What you will do:
Return the tail of the records exactly, starting from the line containing "Read all visible content and emit it as JSON." and ending with the final line.

_ _ _ _ _

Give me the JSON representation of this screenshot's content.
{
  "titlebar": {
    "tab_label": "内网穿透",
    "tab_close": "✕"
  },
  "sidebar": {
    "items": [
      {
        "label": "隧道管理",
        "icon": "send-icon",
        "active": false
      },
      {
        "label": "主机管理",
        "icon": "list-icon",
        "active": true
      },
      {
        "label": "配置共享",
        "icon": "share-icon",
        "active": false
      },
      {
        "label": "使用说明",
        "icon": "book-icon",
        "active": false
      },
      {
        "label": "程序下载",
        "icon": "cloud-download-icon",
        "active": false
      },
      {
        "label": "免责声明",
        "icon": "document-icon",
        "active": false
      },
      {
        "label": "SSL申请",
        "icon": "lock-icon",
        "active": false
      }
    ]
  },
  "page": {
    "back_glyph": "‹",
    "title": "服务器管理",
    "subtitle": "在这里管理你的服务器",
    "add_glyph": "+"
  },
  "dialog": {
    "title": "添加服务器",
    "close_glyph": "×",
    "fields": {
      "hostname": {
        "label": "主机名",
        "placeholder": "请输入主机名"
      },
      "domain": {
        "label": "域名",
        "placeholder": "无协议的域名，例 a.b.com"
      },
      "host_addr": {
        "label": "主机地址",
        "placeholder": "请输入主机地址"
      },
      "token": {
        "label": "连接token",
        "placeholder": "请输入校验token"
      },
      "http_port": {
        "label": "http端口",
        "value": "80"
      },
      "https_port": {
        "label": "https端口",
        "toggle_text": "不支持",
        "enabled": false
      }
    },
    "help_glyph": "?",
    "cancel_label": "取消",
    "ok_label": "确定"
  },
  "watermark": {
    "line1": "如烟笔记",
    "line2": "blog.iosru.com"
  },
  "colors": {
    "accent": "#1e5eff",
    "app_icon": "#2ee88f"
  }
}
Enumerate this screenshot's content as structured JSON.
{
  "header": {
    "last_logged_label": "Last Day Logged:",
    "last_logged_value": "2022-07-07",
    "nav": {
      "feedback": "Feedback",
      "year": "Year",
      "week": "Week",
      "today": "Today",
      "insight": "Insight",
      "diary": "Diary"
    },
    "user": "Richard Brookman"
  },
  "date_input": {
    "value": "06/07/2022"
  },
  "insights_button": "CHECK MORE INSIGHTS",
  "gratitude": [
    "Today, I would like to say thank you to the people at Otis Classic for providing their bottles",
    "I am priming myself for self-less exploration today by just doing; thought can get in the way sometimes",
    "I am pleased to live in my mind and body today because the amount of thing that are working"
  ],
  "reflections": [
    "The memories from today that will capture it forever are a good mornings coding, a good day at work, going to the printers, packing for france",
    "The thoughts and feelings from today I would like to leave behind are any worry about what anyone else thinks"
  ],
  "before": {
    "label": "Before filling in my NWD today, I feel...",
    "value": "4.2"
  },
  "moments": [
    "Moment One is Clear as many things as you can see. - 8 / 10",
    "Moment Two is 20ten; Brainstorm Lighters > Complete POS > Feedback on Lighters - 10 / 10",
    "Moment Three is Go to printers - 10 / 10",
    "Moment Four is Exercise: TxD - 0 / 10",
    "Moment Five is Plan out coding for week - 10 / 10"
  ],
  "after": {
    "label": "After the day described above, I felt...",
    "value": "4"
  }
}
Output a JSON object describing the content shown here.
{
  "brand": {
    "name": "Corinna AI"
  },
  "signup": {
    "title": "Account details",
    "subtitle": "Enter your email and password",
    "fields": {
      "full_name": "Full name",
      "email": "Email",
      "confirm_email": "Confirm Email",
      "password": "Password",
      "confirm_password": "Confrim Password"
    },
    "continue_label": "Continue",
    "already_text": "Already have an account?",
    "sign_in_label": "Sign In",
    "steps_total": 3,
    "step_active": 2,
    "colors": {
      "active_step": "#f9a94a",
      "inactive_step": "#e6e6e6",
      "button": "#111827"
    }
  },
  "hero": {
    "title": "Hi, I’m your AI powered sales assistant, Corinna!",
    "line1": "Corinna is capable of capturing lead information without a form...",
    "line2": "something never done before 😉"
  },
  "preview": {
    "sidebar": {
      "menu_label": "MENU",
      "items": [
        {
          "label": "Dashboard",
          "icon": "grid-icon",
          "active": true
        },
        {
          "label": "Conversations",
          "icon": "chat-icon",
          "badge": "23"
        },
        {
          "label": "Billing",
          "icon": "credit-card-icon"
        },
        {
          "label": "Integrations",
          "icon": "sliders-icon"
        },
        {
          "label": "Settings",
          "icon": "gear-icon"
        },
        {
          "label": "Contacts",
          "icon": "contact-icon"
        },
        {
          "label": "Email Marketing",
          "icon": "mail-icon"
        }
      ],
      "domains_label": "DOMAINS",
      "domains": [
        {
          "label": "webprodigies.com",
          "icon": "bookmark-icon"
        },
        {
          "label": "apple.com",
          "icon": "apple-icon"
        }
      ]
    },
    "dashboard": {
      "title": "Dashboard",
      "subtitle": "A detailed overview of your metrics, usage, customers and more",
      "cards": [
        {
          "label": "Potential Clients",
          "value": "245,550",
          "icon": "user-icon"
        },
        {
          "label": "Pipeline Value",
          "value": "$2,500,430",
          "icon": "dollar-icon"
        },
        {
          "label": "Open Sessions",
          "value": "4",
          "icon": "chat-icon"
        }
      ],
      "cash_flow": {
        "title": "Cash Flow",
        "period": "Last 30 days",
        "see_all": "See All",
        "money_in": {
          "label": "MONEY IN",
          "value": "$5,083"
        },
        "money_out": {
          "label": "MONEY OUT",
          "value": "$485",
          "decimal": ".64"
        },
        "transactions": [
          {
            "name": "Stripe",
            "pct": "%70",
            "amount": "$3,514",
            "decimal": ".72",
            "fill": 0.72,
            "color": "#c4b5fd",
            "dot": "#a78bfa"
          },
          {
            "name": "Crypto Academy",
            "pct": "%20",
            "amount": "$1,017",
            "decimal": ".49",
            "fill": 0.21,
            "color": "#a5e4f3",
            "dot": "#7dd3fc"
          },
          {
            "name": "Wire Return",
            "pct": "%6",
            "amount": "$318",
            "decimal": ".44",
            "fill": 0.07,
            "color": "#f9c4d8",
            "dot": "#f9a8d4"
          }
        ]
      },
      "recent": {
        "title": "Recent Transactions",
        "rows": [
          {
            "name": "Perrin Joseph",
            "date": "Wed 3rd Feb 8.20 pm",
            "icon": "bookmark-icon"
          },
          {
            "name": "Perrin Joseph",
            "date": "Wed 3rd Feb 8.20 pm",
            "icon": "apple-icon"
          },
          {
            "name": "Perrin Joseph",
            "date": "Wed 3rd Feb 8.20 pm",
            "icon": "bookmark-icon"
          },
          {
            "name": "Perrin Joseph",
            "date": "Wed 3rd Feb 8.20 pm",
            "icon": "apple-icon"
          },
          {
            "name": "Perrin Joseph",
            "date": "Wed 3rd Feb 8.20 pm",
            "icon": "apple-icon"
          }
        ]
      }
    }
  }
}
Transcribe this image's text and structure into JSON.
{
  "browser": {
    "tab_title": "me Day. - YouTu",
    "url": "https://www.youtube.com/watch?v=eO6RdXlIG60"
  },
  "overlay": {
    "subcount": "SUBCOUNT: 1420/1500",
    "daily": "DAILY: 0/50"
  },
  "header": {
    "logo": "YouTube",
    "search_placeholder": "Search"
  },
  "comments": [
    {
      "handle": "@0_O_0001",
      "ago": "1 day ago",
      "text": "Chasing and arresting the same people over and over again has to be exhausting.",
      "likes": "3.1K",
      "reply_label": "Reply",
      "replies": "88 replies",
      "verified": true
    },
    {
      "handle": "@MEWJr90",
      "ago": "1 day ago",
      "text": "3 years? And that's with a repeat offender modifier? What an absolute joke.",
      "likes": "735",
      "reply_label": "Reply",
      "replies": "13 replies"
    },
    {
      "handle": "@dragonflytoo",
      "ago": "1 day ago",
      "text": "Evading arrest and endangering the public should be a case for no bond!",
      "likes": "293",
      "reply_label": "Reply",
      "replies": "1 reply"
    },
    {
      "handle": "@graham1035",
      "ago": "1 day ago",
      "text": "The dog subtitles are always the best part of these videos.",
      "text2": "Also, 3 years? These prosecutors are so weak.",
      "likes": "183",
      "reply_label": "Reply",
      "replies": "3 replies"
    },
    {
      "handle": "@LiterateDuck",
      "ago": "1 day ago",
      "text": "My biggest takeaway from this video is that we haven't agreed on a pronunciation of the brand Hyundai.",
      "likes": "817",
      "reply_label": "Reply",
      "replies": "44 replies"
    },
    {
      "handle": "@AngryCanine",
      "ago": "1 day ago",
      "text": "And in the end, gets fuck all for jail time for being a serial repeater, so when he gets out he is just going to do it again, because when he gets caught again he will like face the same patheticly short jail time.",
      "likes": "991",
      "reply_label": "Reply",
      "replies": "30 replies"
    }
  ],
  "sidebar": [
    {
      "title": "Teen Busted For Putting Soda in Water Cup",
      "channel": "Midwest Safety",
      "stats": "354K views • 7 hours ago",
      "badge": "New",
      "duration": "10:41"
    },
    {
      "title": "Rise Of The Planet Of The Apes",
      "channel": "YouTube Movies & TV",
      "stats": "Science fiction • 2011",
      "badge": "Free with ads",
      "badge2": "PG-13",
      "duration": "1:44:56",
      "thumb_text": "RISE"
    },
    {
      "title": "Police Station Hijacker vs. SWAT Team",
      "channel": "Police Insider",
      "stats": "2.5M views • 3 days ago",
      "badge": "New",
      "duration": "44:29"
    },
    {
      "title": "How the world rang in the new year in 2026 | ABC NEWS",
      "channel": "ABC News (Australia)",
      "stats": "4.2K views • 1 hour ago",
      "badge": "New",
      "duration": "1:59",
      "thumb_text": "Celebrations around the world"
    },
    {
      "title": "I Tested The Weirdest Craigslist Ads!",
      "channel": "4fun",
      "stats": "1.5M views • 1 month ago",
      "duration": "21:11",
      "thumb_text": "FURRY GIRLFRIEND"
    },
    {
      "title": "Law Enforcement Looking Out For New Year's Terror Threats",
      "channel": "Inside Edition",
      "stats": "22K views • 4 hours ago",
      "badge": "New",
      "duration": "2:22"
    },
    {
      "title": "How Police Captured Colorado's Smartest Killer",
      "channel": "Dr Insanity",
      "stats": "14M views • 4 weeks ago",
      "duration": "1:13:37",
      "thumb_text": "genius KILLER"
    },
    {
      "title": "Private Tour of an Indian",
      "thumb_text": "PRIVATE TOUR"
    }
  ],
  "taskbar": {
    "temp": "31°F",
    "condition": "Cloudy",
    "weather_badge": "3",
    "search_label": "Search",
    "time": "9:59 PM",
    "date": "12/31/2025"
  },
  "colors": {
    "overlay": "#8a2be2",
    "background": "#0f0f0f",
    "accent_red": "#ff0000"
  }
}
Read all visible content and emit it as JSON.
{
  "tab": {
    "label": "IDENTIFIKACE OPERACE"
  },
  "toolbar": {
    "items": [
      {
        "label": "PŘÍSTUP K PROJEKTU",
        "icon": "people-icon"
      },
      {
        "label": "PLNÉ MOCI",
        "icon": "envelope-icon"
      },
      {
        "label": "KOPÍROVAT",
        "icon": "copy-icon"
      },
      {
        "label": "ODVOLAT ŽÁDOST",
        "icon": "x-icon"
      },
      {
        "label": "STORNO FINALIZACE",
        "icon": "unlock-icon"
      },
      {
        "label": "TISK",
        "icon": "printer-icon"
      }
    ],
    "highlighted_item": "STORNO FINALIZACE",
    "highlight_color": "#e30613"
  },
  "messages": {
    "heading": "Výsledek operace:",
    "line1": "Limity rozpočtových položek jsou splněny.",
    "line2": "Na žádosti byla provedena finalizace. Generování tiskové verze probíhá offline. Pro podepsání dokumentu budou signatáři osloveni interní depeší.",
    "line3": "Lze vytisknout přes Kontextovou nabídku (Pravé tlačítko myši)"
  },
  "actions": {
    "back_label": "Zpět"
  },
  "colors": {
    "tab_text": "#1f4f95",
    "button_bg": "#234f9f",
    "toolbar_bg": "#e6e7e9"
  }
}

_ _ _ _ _

Your response:
Read all visible content and emit it as JSON.
{
  "tab": {
    "label": "IDENTIFIKACE OPERACE"
  },
  "toolbar": {
    "items": [
      {
        "label": "PŘÍSTUP K PROJEKTU",
        "icon": "people-icon"
      },
      {
        "label": "PLNÉ MOCI",
        "icon": "envelope-icon"
      },
      {
        "label": "KOPÍROVAT",
        "icon": "copy-icon"
      },
      {
        "label": "ODVOLAT ŽÁDOST",
        "icon": "x-icon"
      },
      {
        "label": "STORNO FINALIZACE",
        "icon": "unlock-icon"
      },
      {
        "label": "TISK",
        "icon": "printer-icon"
      }
    ],
    "highlighted_item": "STORNO FINALIZACE",
    "highlight_color": "#e30613"
  },
  "messages": {
    "heading": "Výsledek operace:",
    "line1": "Limity rozpočtových položek jsou splněny.",
    "line2": "Na žádosti byla provedena finalizace. Generování tiskové verze probíhá offline. Pro podepsání dokumentu budou signatáři osloveni interní depeší.",
    "line3": "Lze vytisknout přes Kontextovou nabídku (Pravé tlačítko myši)"
  },
  "actions": {
    "back_label": "Zpět"
  },
  "colors": {
    "tab_text": "#1f4f95",
    "button_bg": "#234f9f",
    "toolbar_bg": "#e6e7e9"
  }
}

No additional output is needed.